The supermarket, which recorded a 0.8% fall in like-for-like (LFL) retail sales (excluding fuel) for the 12 weeks to June 4, continued to trade in a challenging and deflationary market, Shore Capital director and head of research Clive Black said.
The “collective rejuvenation” of its biggest competitor Tesco and Morrisons meant that the “free lunch” Sainsbury was gaining from for some time may be closed off, Black explained.
“Collectively, market conditions and competitor developments serve to make the trading environment that little but more tough for Sainsbury, just as it is about to engage in its Argos adventure – Competition Markets Authority [CMA] permitting,” he said.
“We see such a performance at a headline level to be marginally disappointing, but far from a car crash.”
Disappointing start to the year
David Alexander, senior analyst at Verdict Retail, agreed that it had been a disappointing start to the year for Sainsbury, particularly given that Tesco’s LFLs had grown by 0.9% in its full year and Morrisons recorded Q1 LFL growth of 0.7%.
He said: “Sainsbury and Tesco have adopted similar approaches in their fightback [against the discounters], reducing complex promotional activity in favour of more stable low prices, aligning themselves closely with values that portray a more caring image, such as reducing waste and improving in-store service standards.

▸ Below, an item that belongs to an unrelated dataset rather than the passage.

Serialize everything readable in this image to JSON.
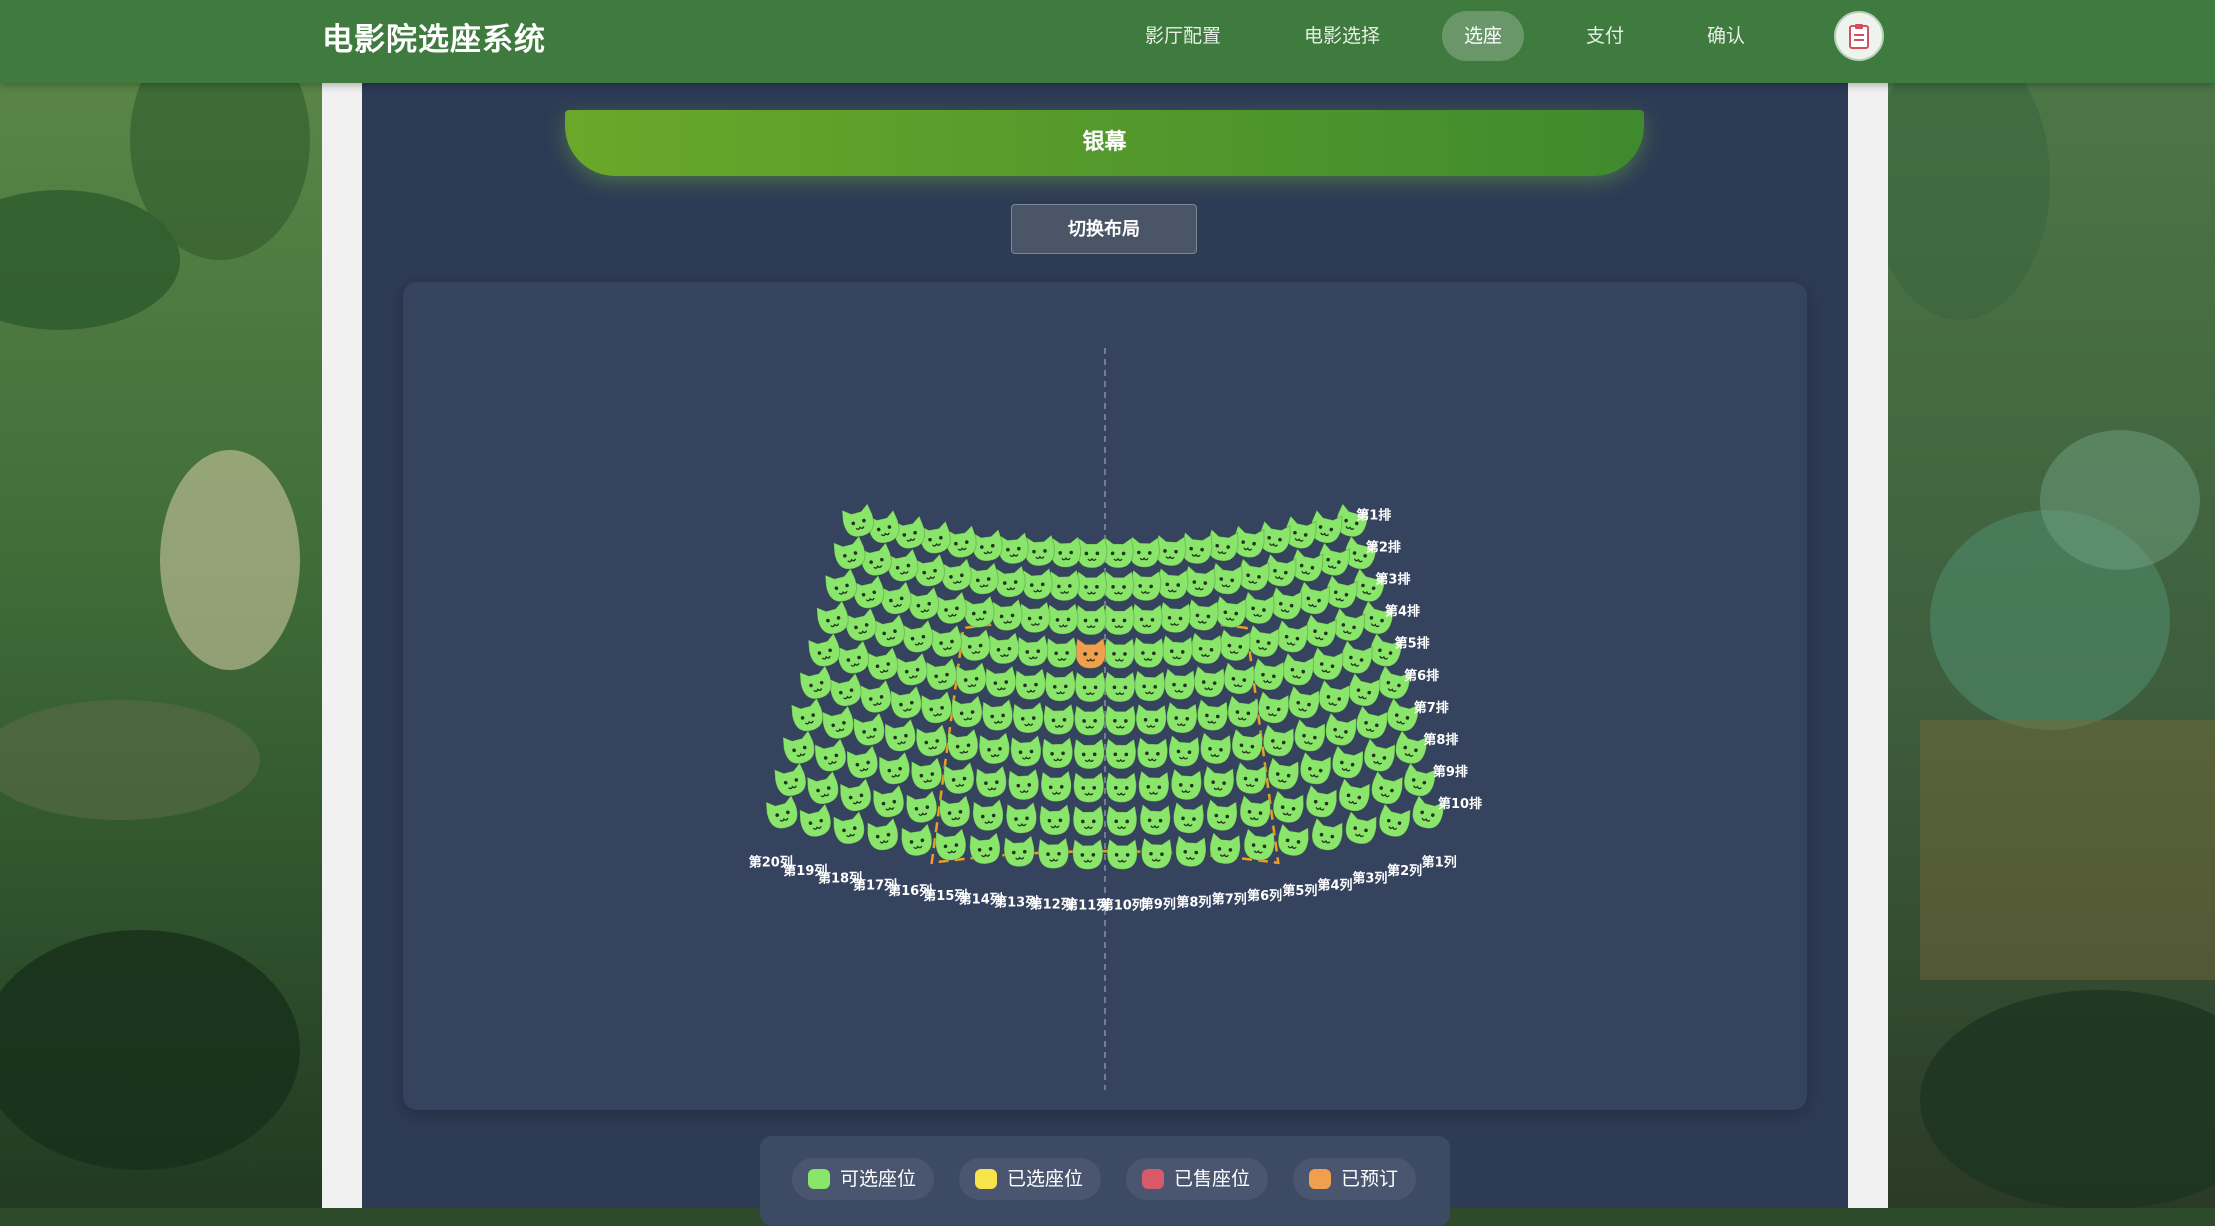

“So, while Sainsbury may lay claim to the notion that ‘our values make us different’, a quick perusal of the competition suggests that, at least in terms of its strategic objectives, it is far from unique.”
Q1 retail sales (excluding fuel)
Full-year 2015/16 retail sales (excluding fuel)
More positively, Connor Campbell, senior market analyst at www.spreadex.com claimed Sainsbury had “bounced back” in the past two weeks, after posting a 1.2% drop in LFL sales for the 12 weeks to May 22.
He said: “Having had such a traumatic time of it in the past six weeks – a period that saw its stock plunge from £2.88 to £2.46 on the back of weak full-year figures, news of a CMA investigation into the Home Retail Group acquisition and its worst drop in sales for over a year according to Kantar Worldpanel, Sainsbury bounced back with its Q1 results.”
Like-for-like transaction growth
On the back of today’s Q1 announcement, ceo Mike Coupe said Sainsbury had made a solid start to the year with LFL transaction growth across all channels.
He said: “Sainsbury is well-positioned. Our core food business offers customers choice, quality and a clear value proposition.”
However, Coupe added: “Market conditions remain challenging. Food price deflation continues to impact our sales and pressures on pricing mean the market will remain competitive for the foreseeable future.”
Sainsbury removed Brand Match in Q1 as part of “a simpler trading strategy to offer lower regular prices”.
Promotional participation levels, meanwhile, had reduced further in Q1, and were now tracking at 23% (down from over 30% this time last year).
Sainsbury said the vast majority of multi-buys will be phased out by August.